Show other contributors +

Destiny
October 30th, 2013

To me, it may also seem to be a sexual connotation. One of obsessive remembrance of a lover’s body, but in a derogatory manner (i.e. the “running knife). Since addictive relationships have to do, in part, with the pleasure of intense, physical attraction, he may be trying to reveal in this line these occurrences that can result in even more emotional trauma.

Add a suggestion

I'll set it right between your eyes All For Myself by Sufjan Stevens

The narrator starts with disturbing imagery.
In between the eyes is a common target for fatal attacks, as any medium-deep puncture to that area results in brain penetration and usually irreversable damage.
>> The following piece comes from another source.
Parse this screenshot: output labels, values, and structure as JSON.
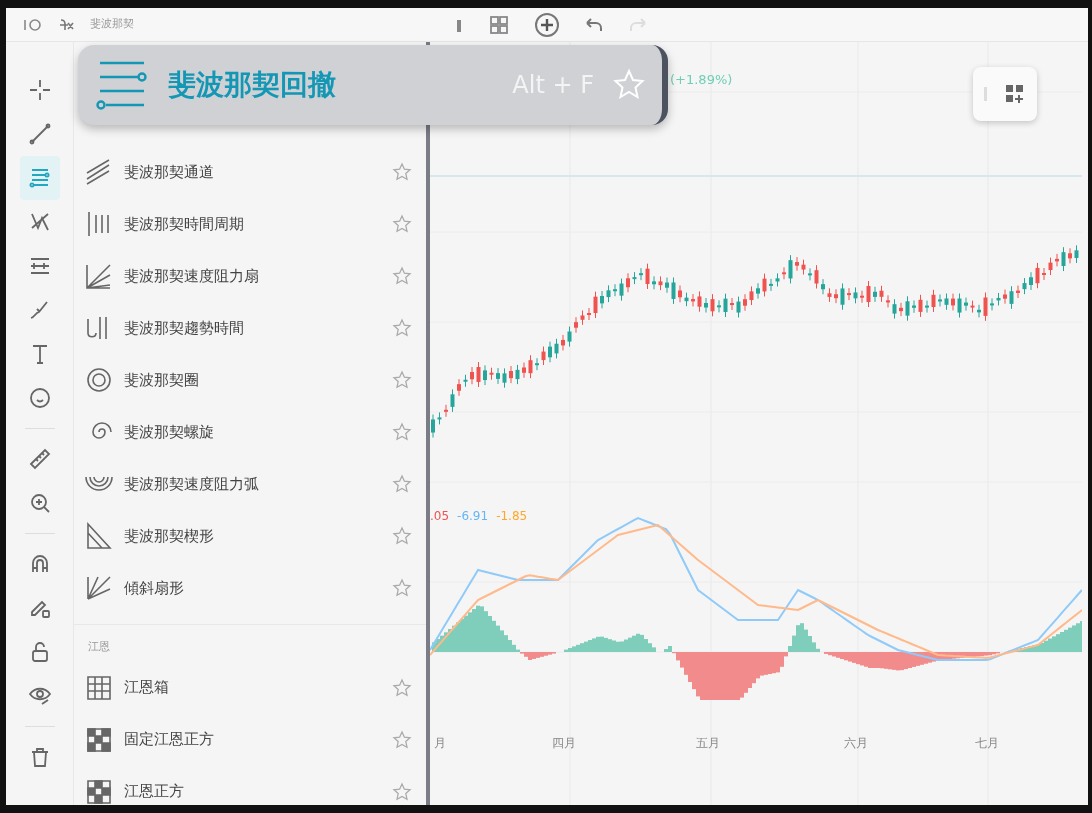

It can be assumed that the narrator is beginning to make threats towards the lover, becoming more and more obsessive towards the subject of the song.
His obsession is becoming dangerous and maniacal, but it can be noted he still hasn’t acted on his words.

This video is processing – it'll appear automatically when it's done.

Show other contributors +

I want it all
I want it all for myself
All For Myself by Sufjan Stevens

This line brings in the theme of jealousy again.
This is a transition from his love of the subject, to his jealousy and greed towards him.
Instead of leaving him be, he begins to be obsessive and greedy, wanting the lover all to himself, which is probably a selfish impossibility. .

This video is processing – it'll appear automatically when it's done.

Show other contributors +